We handle all the server provisioning, getting players on multiple platforms into games fast. Going from nothing to prototype to published multiplayer game to published multiplayer game with 10,000 concurrent players involves no work — other than development, of course — on the creator’s part. Where else can you find that?

Who’s leveraging all of ROBLOX?

One of the best stories of ROBLOX’s infrastructure in action is that of Nikilis and his wildly successful Murder Mystery game. He opened the game in a deep beta stage one night, told his small group of followers about it, and went to bed. The next day, there were more than 5,000 people playing it at the same time. He later broke the 6,000-concurrent mark. He’s now earning himself $2,000 a month off his game-dev hobby.

One of the biggest games – both in terms of popularity and sheer world size – is Apocalypse Rising. It’s a fantastic example of what can be done with ROBLOX Studio – large scale, deep gameplay, compelling systems. It’s also been available to play for well over a year, having amassed 16 million+ play sessions in that time at no cost to its two-man development team. They instead focus on great gameplay and expanding their world.


Deathrun 2 by Wsly. Fueled by ROBLOX.

There’s also Wheel of ROBLOX, a classic game show recreated in ROBLOX, complete with voice acting and commercial breaks for other users to advertise in. Le Bote, a modern-day rendition of what you probably saw in your head while playing Battleship on a table years ago. Deathrun 2, a round-based action game that brings new life and social interaction to platforming. All of these games are ROBLOX successes with many millions of play sessions and many thousands of dollars earned.

These are the kinds of things that can happen when a game is fueled by ROBLOX and there are many other success stories to share. We plan to bring more of them – especially those leveraging the latest developer features – to you in future articles.

This is the fourth article in a series about ROBLOX’s expanding technology infrastructure and the compelling, large-scale games it enables developers to create. In future articles, we’ll look at games that are leveraging our latest developer features in interesting ways.

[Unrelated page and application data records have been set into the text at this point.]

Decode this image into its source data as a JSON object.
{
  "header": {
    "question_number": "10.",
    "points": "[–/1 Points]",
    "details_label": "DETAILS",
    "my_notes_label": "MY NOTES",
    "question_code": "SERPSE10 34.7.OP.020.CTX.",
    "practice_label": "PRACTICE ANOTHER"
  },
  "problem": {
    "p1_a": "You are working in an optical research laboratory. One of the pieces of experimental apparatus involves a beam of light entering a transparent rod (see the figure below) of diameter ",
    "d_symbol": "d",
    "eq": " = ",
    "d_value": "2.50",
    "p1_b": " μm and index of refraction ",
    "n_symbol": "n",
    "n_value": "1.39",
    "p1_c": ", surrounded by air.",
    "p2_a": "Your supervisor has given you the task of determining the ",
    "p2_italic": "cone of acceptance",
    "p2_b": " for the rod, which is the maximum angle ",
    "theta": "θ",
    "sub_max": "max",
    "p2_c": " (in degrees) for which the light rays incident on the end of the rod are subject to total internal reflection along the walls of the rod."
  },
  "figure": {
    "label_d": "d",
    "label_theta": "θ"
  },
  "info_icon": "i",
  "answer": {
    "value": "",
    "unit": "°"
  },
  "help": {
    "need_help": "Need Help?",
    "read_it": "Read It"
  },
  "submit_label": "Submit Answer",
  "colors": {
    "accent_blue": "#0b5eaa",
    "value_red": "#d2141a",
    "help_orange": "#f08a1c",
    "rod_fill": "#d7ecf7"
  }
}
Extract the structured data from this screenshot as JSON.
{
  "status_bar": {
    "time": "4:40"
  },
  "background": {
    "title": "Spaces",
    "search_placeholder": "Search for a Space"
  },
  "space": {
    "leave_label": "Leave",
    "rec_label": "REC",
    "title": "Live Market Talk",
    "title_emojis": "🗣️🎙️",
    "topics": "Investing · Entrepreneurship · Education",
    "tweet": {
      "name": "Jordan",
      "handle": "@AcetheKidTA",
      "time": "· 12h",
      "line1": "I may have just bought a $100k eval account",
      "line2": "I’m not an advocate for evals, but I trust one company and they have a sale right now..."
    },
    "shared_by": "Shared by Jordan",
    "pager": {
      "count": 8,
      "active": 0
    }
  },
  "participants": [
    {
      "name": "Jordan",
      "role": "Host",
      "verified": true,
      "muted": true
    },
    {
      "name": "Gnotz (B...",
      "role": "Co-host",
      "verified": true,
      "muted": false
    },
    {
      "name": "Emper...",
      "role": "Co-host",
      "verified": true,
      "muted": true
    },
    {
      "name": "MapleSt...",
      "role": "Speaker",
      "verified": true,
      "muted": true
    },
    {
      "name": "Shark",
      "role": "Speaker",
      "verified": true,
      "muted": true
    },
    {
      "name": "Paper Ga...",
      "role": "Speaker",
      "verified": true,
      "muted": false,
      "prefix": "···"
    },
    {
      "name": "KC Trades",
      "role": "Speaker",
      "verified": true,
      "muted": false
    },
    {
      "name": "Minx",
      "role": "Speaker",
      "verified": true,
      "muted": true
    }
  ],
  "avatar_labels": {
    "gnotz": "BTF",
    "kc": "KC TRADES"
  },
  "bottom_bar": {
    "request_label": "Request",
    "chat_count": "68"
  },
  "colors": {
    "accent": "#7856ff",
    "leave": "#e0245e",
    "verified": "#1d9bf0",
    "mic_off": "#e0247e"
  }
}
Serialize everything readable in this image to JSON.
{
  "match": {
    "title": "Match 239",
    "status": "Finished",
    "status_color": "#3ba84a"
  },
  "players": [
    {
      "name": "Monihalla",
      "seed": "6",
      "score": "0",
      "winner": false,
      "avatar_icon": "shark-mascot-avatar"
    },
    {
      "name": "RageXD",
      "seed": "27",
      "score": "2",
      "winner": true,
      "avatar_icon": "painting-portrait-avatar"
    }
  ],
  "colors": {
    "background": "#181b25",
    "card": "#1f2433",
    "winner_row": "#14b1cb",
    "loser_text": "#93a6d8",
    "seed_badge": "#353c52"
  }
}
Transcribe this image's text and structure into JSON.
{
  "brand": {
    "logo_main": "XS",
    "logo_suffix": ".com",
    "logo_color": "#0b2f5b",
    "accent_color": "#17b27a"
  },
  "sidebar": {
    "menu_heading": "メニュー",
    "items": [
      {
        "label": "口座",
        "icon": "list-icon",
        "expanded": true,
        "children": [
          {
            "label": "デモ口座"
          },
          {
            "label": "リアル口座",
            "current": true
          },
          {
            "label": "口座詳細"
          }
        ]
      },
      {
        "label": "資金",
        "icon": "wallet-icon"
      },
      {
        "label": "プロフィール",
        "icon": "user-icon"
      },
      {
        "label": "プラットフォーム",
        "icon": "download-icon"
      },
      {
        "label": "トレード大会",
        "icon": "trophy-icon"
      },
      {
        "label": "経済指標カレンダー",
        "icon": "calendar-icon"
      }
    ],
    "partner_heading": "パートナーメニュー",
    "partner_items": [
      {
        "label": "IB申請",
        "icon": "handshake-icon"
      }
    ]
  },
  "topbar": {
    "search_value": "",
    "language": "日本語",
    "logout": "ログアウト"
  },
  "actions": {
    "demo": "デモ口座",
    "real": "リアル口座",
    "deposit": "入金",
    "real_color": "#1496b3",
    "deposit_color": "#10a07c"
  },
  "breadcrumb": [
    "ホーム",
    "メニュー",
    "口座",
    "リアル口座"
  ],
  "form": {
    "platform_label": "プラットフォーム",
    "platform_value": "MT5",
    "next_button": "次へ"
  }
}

If you’re just getting started with this series, see part 1 (the Winter Games as a demo of this technology), part 2 (the possibilities this technology presents), and part 3 (the public release of this technology).